**About this task**
Scan the records for the string "define". State how many lines contain it and add nothing.

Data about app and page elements
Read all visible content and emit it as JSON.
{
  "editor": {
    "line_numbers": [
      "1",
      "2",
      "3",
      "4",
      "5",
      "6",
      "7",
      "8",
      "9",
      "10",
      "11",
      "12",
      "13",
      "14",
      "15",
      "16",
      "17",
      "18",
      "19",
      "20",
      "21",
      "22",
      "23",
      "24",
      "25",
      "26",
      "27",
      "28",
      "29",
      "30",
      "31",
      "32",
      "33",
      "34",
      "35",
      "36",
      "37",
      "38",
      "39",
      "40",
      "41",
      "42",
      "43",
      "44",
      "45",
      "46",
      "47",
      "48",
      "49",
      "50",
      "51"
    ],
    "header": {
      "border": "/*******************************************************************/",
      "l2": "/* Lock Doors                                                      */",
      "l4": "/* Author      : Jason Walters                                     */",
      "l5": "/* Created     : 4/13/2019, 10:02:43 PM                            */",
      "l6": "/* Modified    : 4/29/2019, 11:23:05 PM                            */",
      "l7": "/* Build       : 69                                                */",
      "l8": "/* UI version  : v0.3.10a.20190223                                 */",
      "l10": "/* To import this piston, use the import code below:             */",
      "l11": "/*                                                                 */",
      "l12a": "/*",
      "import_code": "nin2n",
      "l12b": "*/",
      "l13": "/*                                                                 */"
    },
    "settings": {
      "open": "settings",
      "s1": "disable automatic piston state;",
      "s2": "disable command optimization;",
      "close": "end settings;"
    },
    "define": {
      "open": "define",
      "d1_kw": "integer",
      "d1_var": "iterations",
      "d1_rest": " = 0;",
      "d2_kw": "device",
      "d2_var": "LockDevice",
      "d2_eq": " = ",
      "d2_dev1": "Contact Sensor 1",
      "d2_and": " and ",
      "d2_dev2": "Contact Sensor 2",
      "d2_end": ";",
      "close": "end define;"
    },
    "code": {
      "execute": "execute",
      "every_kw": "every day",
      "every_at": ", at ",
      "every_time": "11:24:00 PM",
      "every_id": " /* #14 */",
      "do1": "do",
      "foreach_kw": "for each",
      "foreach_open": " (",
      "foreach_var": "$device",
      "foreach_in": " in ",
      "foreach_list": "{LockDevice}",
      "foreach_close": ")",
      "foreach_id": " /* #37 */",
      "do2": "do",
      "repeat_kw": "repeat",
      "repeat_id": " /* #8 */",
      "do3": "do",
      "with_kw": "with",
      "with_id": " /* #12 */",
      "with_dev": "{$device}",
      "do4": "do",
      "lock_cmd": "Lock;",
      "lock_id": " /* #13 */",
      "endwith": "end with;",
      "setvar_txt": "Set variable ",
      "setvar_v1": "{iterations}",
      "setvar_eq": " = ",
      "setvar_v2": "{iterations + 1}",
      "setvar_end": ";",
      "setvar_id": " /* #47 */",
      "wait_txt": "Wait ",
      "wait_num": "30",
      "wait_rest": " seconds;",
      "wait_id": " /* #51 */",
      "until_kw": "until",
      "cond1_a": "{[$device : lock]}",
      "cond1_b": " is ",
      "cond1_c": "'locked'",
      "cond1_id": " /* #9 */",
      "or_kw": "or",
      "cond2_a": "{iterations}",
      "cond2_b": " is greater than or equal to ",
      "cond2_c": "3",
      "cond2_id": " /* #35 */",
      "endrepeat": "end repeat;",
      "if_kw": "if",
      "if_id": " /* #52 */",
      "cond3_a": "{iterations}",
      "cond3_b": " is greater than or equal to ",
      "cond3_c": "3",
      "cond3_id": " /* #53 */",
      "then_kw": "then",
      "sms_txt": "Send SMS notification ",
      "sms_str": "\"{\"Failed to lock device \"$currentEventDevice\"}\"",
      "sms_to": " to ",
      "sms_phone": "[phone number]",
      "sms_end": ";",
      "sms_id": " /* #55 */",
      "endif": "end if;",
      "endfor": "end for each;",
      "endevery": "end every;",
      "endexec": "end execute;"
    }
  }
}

**Result for this exercise**
3